Singapore is among several financial centres in the region, such as Hong Kong, Seoul and Tokyo, pushing to become a fintech hotspot. Measures in recent years include state funding, light-touch regulation and moves to allow start-ups to test financial products in a controlled environment.
“Technology and other non-bank firms have been making large digital strides, and they have brought substantive value to their customers in doing so. Some of these non-bank firms have established digital-only banks, either amongst themselves or in partnership with incumbent banks,” the Monetary Authority of Singapore said in response to a query from Reuters on Tuesday.
“MAS is studying whether to admit such digital-only banks with non-bank parentage.”
Singapore, a major global financial services hub, is home to three locally listed banks - DBS Group Holdings Ltd, Oversea-Chinese Banking Corp Ltd and United Overseas Bank Ltd.
More than 200 banks have a presence in Singapore and a growing number have their operational headquarters in the city-state to service their regional group activities.
OCBC Group CEO Samuel Tsien cautioned against a one-size-fits-all approach by fintechs.
“With the rapid evolution of fintech over the past several years – where fintechs began as start-ups looking to disrupt financial institutions, to fintechs as eco-systems orchestrated by large technology companies – it is unavoidable that you will see digital-only banks without bank parentage wanting to operate here,” Tsien said in a statement.
“However, the operating model of such banks cannot be a one-size-fits-all regardless of the operating environment,” Tsien said, highlighting Singapore’s small domestic market, adding that almost every Singapore resident has access to banking services.
Singapore’s central bank said it has engaged relevant stakeholders to determine the value they bring to the local banking landscape and “understand how potential risks will be managed and contained.”
Hong Kong’s banking regulator this year issued so-called virtual banking licences to four companies including fintech firm WeLab Digital Limited.
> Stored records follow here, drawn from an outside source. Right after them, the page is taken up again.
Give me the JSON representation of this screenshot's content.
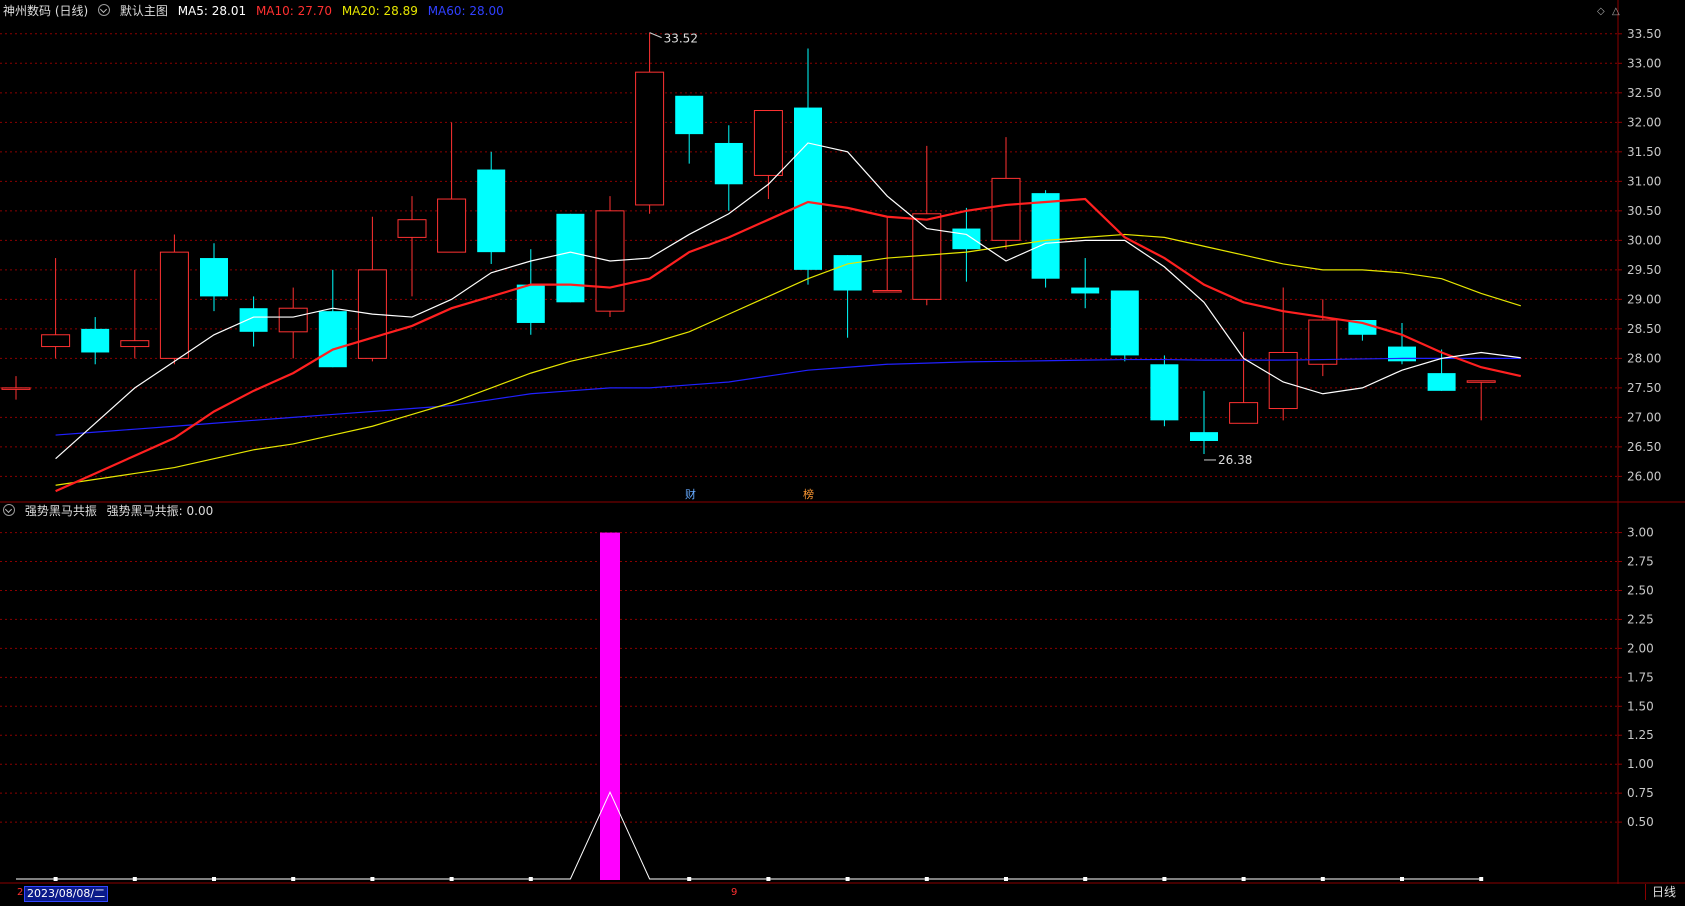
{
  "header": {
    "stock_title": "神州数码 (日线)",
    "main_chart_name": "默认主图",
    "ma5": "MA5: 28.01",
    "ma10": "MA10: 27.70",
    "ma20": "MA20: 28.89",
    "ma60": "MA60: 28.00"
  },
  "indicator": {
    "title": "强势黑马共振",
    "value_text": "强势黑马共振: 0.00"
  },
  "markers": {
    "high_label": "33.52",
    "low_label": "26.38",
    "fin_badge": "财",
    "rank_badge": "榜"
  },
  "footer": {
    "date": "2023/08/08/二",
    "period_button": "日线",
    "left_mark": "2",
    "mid_mark": "9"
  },
  "colors": {
    "up": "#ff3232",
    "down": "#00ffff",
    "ma5": "#ffffff",
    "ma10": "#ff2020",
    "ma20": "#e6e600",
    "ma60": "#2020ff",
    "indicator_bar": "#ff00ff",
    "grid": "#8b0000"
  },
  "chart_data": [
    {
      "type": "candlestick",
      "title": "神州数码 (日线)",
      "ylim": [
        25.6,
        33.7
      ],
      "yticks": [
        "33.50",
        "33.00",
        "32.50",
        "32.00",
        "31.50",
        "31.00",
        "30.50",
        "30.00",
        "29.50",
        "29.00",
        "28.50",
        "28.00",
        "27.50",
        "27.00",
        "26.50",
        "26.00"
      ],
      "candles": [
        {
          "o": 27.5,
          "h": 27.7,
          "l": 27.3,
          "c": 27.5
        },
        {
          "o": 28.2,
          "h": 29.7,
          "l": 28.0,
          "c": 28.4
        },
        {
          "o": 28.5,
          "h": 28.7,
          "l": 27.9,
          "c": 28.1
        },
        {
          "o": 28.2,
          "h": 29.5,
          "l": 28.0,
          "c": 28.3
        },
        {
          "o": 28.0,
          "h": 30.1,
          "l": 27.9,
          "c": 29.8
        },
        {
          "o": 29.7,
          "h": 29.95,
          "l": 28.8,
          "c": 29.05
        },
        {
          "o": 28.85,
          "h": 29.05,
          "l": 28.2,
          "c": 28.45
        },
        {
          "o": 28.45,
          "h": 29.2,
          "l": 28.0,
          "c": 28.85
        },
        {
          "o": 28.8,
          "h": 29.5,
          "l": 27.85,
          "c": 27.85
        },
        {
          "o": 28.0,
          "h": 30.4,
          "l": 27.95,
          "c": 29.5
        },
        {
          "o": 30.05,
          "h": 30.75,
          "l": 29.05,
          "c": 30.35
        },
        {
          "o": 29.8,
          "h": 32.0,
          "l": 29.8,
          "c": 30.7
        },
        {
          "o": 31.2,
          "h": 31.5,
          "l": 29.6,
          "c": 29.8
        },
        {
          "o": 29.25,
          "h": 29.85,
          "l": 28.4,
          "c": 28.6
        },
        {
          "o": 30.45,
          "h": 30.45,
          "l": 28.95,
          "c": 28.95
        },
        {
          "o": 28.8,
          "h": 30.75,
          "l": 28.7,
          "c": 30.5
        },
        {
          "o": 30.6,
          "h": 33.52,
          "l": 30.45,
          "c": 32.85
        },
        {
          "o": 32.45,
          "h": 32.45,
          "l": 31.3,
          "c": 31.8
        },
        {
          "o": 31.65,
          "h": 31.95,
          "l": 30.5,
          "c": 30.95
        },
        {
          "o": 31.1,
          "h": 32.2,
          "l": 30.7,
          "c": 32.2
        },
        {
          "o": 32.25,
          "h": 33.25,
          "l": 29.25,
          "c": 29.5
        },
        {
          "o": 29.75,
          "h": 29.75,
          "l": 28.35,
          "c": 29.15
        },
        {
          "o": 29.15,
          "h": 30.4,
          "l": 29.15,
          "c": 29.15
        },
        {
          "o": 29.0,
          "h": 31.6,
          "l": 28.9,
          "c": 30.45
        },
        {
          "o": 30.2,
          "h": 30.55,
          "l": 29.3,
          "c": 29.85
        },
        {
          "o": 30.0,
          "h": 31.75,
          "l": 29.85,
          "c": 31.05
        },
        {
          "o": 30.8,
          "h": 30.85,
          "l": 29.2,
          "c": 29.35
        },
        {
          "o": 29.2,
          "h": 29.7,
          "l": 28.85,
          "c": 29.1
        },
        {
          "o": 29.15,
          "h": 29.15,
          "l": 27.95,
          "c": 28.05
        },
        {
          "o": 27.9,
          "h": 28.05,
          "l": 26.85,
          "c": 26.95
        },
        {
          "o": 26.75,
          "h": 27.45,
          "l": 26.38,
          "c": 26.6
        },
        {
          "o": 26.9,
          "h": 28.45,
          "l": 26.9,
          "c": 27.25
        },
        {
          "o": 27.15,
          "h": 29.2,
          "l": 26.95,
          "c": 28.1
        },
        {
          "o": 27.9,
          "h": 29.0,
          "l": 27.7,
          "c": 28.65
        },
        {
          "o": 28.65,
          "h": 28.65,
          "l": 28.3,
          "c": 28.4
        },
        {
          "o": 28.2,
          "h": 28.6,
          "l": 27.9,
          "c": 27.95
        },
        {
          "o": 27.75,
          "h": 28.15,
          "l": 27.45,
          "c": 27.45
        },
        {
          "o": 27.62,
          "h": 27.62,
          "l": 26.95,
          "c": 27.62
        }
      ],
      "ma5": [
        26.3,
        26.9,
        27.5,
        27.95,
        28.4,
        28.7,
        28.7,
        28.85,
        28.75,
        28.7,
        29.0,
        29.45,
        29.65,
        29.8,
        29.65,
        29.7,
        30.1,
        30.45,
        30.95,
        31.65,
        31.5,
        30.75,
        30.2,
        30.1,
        29.65,
        29.95,
        30.0,
        30.0,
        29.55,
        28.95,
        28.0,
        27.6,
        27.4,
        27.5,
        27.8,
        28.0,
        28.1,
        28.01
      ],
      "ma10": [
        25.75,
        26.05,
        26.35,
        26.65,
        27.1,
        27.45,
        27.75,
        28.15,
        28.35,
        28.55,
        28.85,
        29.05,
        29.25,
        29.25,
        29.2,
        29.35,
        29.8,
        30.05,
        30.35,
        30.65,
        30.55,
        30.4,
        30.35,
        30.5,
        30.6,
        30.65,
        30.7,
        30.05,
        29.7,
        29.25,
        28.95,
        28.8,
        28.7,
        28.6,
        28.4,
        28.1,
        27.85,
        27.7
      ],
      "ma20": [
        25.85,
        25.95,
        26.05,
        26.15,
        26.3,
        26.45,
        26.55,
        26.7,
        26.85,
        27.05,
        27.25,
        27.5,
        27.75,
        27.95,
        28.1,
        28.25,
        28.45,
        28.75,
        29.05,
        29.35,
        29.6,
        29.7,
        29.75,
        29.8,
        29.9,
        30.0,
        30.05,
        30.1,
        30.05,
        29.9,
        29.75,
        29.6,
        29.5,
        29.5,
        29.45,
        29.35,
        29.1,
        28.89
      ],
      "ma60": [
        26.7,
        26.75,
        26.8,
        26.85,
        26.9,
        26.95,
        27.0,
        27.05,
        27.1,
        27.15,
        27.2,
        27.3,
        27.4,
        27.45,
        27.5,
        27.5,
        27.55,
        27.6,
        27.7,
        27.8,
        27.85,
        27.9,
        27.92,
        27.94,
        27.95,
        27.96,
        27.97,
        27.98,
        27.98,
        27.97,
        27.97,
        27.97,
        27.98,
        27.99,
        28.0,
        28.0,
        28.0,
        28.0
      ]
    },
    {
      "type": "bar",
      "title": "强势黑马共振",
      "ylim": [
        0,
        3.1
      ],
      "yticks": [
        "3.00",
        "2.75",
        "2.50",
        "2.25",
        "2.00",
        "1.75",
        "1.50",
        "1.25",
        "1.00",
        "0.75",
        "0.50"
      ],
      "values": [
        0,
        0,
        0,
        0,
        0,
        0,
        0,
        0,
        0,
        0,
        0,
        0,
        0,
        0,
        0,
        3,
        0,
        0,
        0,
        0,
        0,
        0,
        0,
        0,
        0,
        0,
        0,
        0,
        0,
        0,
        0,
        0,
        0,
        0,
        0,
        0,
        0,
        0
      ],
      "line": [
        0,
        0,
        0,
        0,
        0,
        0,
        0,
        0,
        0,
        0,
        0,
        0,
        0,
        0,
        0,
        0.75,
        0,
        0,
        0,
        0,
        0,
        0,
        0,
        0,
        0,
        0,
        0,
        0,
        0,
        0,
        0,
        0,
        0,
        0,
        0,
        0,
        0,
        0
      ]
    }
  ]
}
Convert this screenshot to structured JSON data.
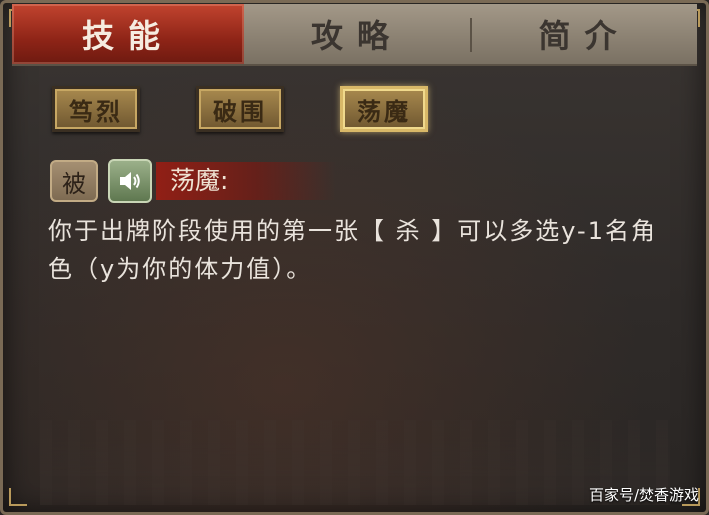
{
  "tabs": [
    {
      "label": "技能",
      "active": true
    },
    {
      "label": "攻略",
      "active": false
    },
    {
      "label": "简介",
      "active": false
    }
  ],
  "skill_buttons": [
    {
      "label": "笃烈",
      "selected": false
    },
    {
      "label": "破围",
      "selected": false
    },
    {
      "label": "荡魔",
      "selected": true
    }
  ],
  "skill_detail": {
    "type_badge": "被",
    "sound_icon": "speaker-icon",
    "name": "荡魔:",
    "description": "你于出牌阶段使用的第一张【 杀 】可以多选y-1名角色（y为你的体力值）。"
  },
  "watermark": "百家号/焚香游戏",
  "colors": {
    "active_tab": "#8e2417",
    "button_gold": "#a8894e",
    "text": "#e9e3dc"
  }
}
In South Korea, authorities have issued two online-only bank licences, one of them to Kakao Bank in 2017, which is operated by the company behind the country’s largest chat app.
Reporting by Aradhana Aravindan and Anshuman Daga; Editing by Jacqueline Wong